Jiu-Jitsu Mindset

There is a very important lesson professor Asche learned as a blue belt student while training under Master John Machado and as a black belt professor under Roberto ‘Gordo’ that still holds strong in his teaching today. Is the fact that your training is only as good as you make it. That rule holds true to both Professor and student alike. If you teach class, no matter what the surrounding circumstances of life are holding (good or bad) and give 100% of yourself the results of successful comprehension greatly outweigh those of failure. As a student, no matter where you are or who you are training with in class, even if you are training solo it can still be an outstanding class. What does this come down to? Your attitude and willingness to succeed in Jiu-Jitsu. This same attitude you build and re-enforce with your training habits also transfers into everyday life off of the mats. Soon you will find that there are many opportunities to create good experiences out of any and every situation you find yourself in. 

What exactly do we mean about training ‘only being as good as we make it’? Regardless of whether you are a purple belt competitor training with a blue belt hobbyist, brand new white belt learning the moves or a black belt training with your own students you can still walk away from any training situation better than you started. No matter if your training partners are beginner, intermediate or advanced skill levels, you can with out a doubt get great training out of every session. 

In regards to a class with training partners the functionality and success of your personal training comes down to open-mindedness and willingness to make the most of each situation, every minute you are on the mat training. Commit to giving your all to everything you do. The only person you cheat by being sloppy, not doing all of your reps in drilling, stopping before you are finished, missing warm-ups or talking while others are training is yourself. And that last reference to ‘cheating yourself’ is even more applicable to those who have aspirations of becoming a champion competitor and applies to everyone who trains. Remember, from the moment class begins to the minute it ends you are in charge of making the most out of that session.

Ask yourself: If you have already committed your time to any activity, in this case Jiu-Jitsu why would you not be willing to apply yourself whole heartedly by doing your own personal best every time you do that activity? The decision to learn and become proficient at Jiu-Jitsu has already been made. Now it is time to apply yourself through effort in order to achieve what you set out to do. 

Worried about not having partners who are experienced enough to give you good training? You are making excuses for yourself to fail. There are a number of Jiu-Jitsu world champions who trained themselves at their own academies, with their own students (Roger Gracie and Rafael Lovato JR. to name a couple) and took home gold medals from the most prestigious championships in the world. Instead of making yourself excuses to fail, make excuses to do the necessary work that leads you to success. Make yourself excuses to succeed in obtaining the objectives you have set forth! 

How can you make those rounds count with a less experienced training partner? Put yourself in positions that are challenging to you to recover from, set and only allow yourself to work specific techniques, transitions or submission from very specific set-ups or positions. 

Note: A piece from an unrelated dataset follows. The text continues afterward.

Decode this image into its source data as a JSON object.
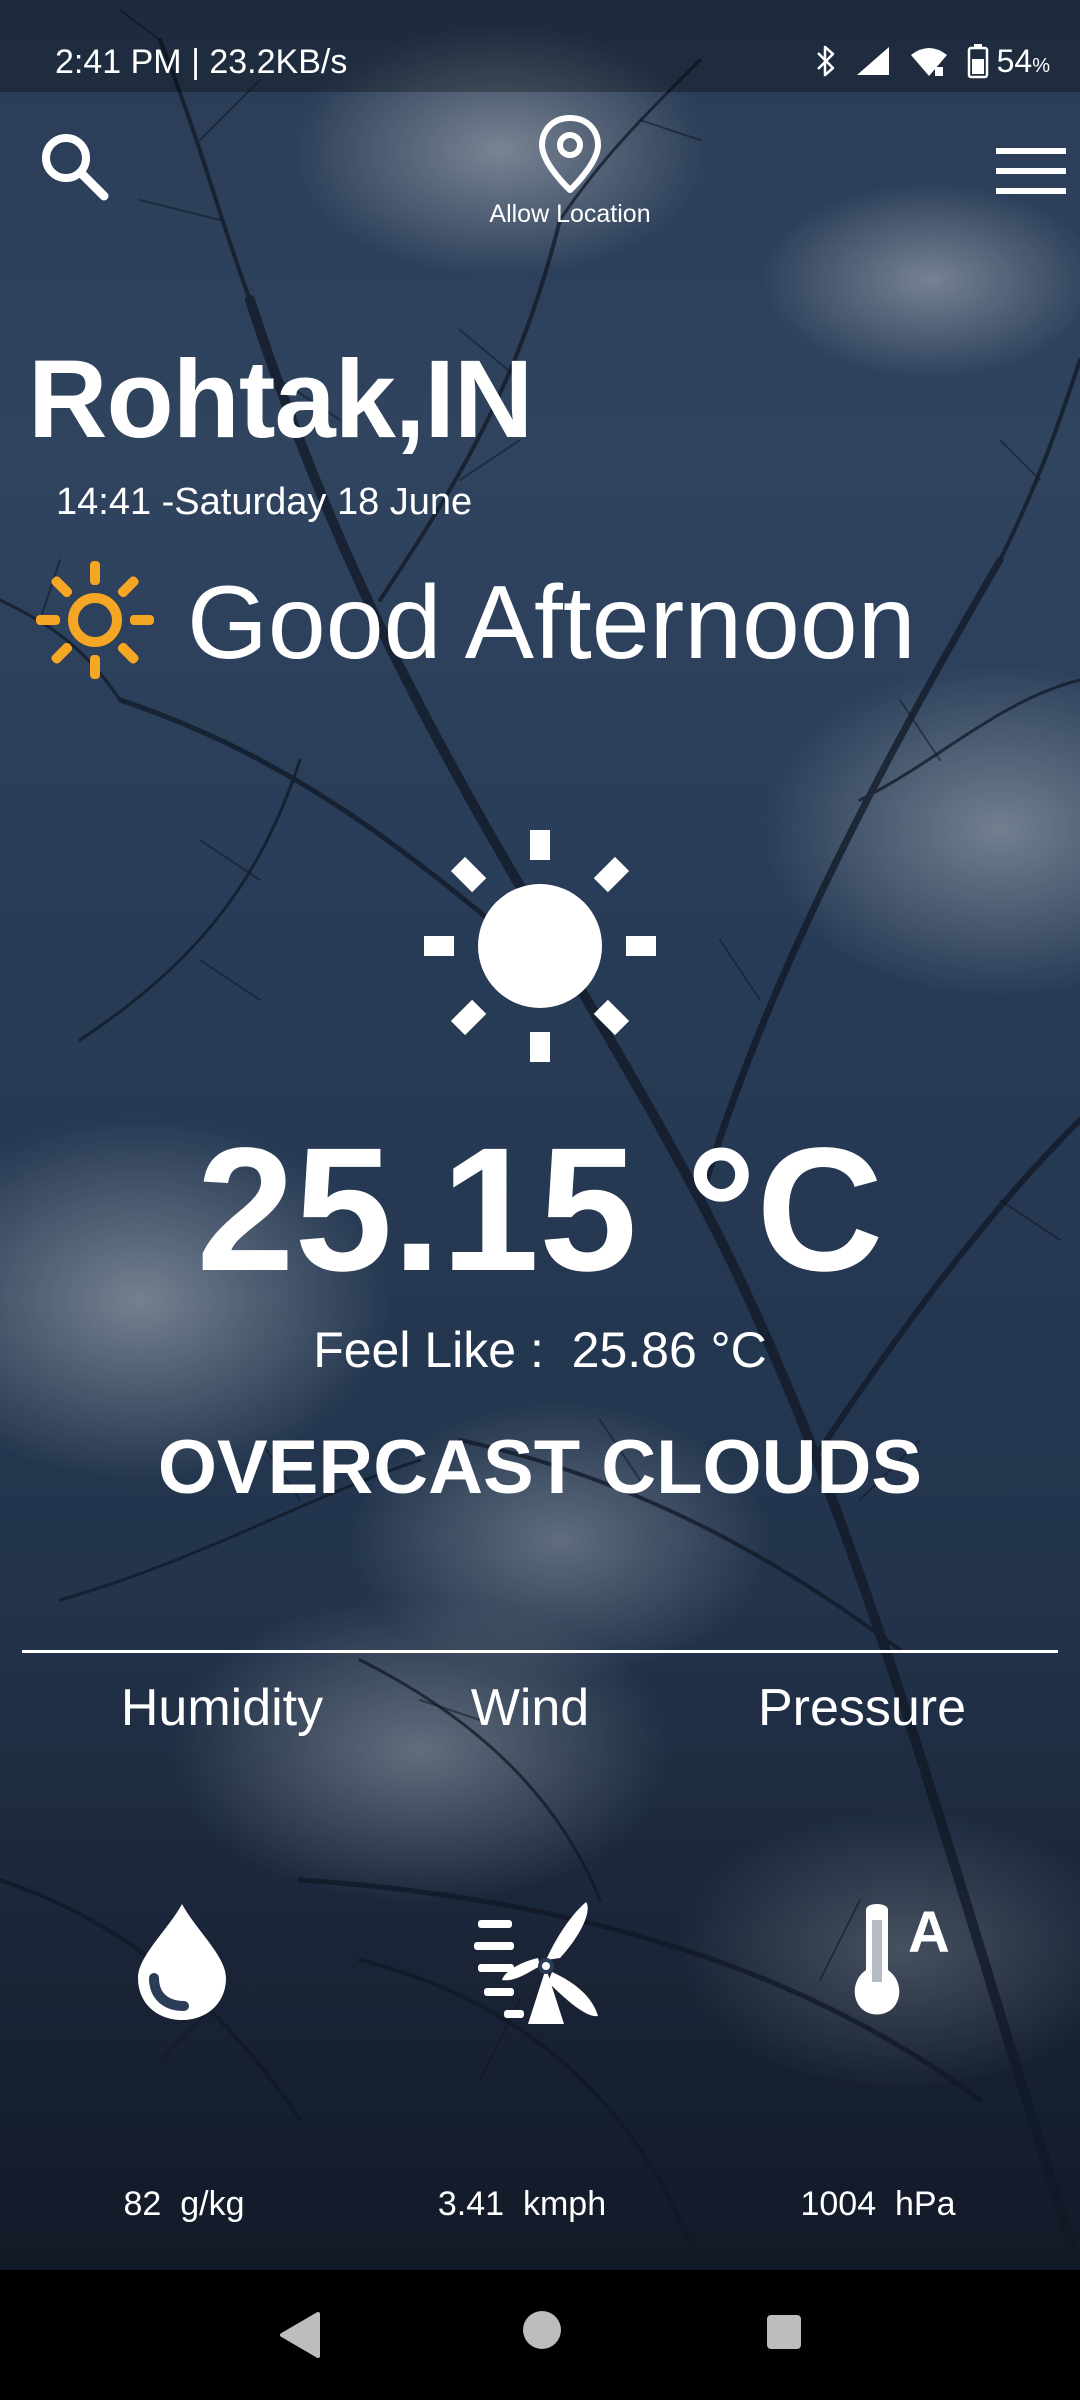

When we are talking about training by yourself, practice each and every movement to the best of your ability. Challenge yourself to be sharper, more proficient and use better economy of motion every time you execute a movement or drill. The refinement of core movements will provide you with better transitions, faster reactions and a better overall understanding of Jiu-Jitsu. If you are serious about Jiu-Jitsu and consistently improving your ability as a martial artist, it is up to no one else except you to make yourself better.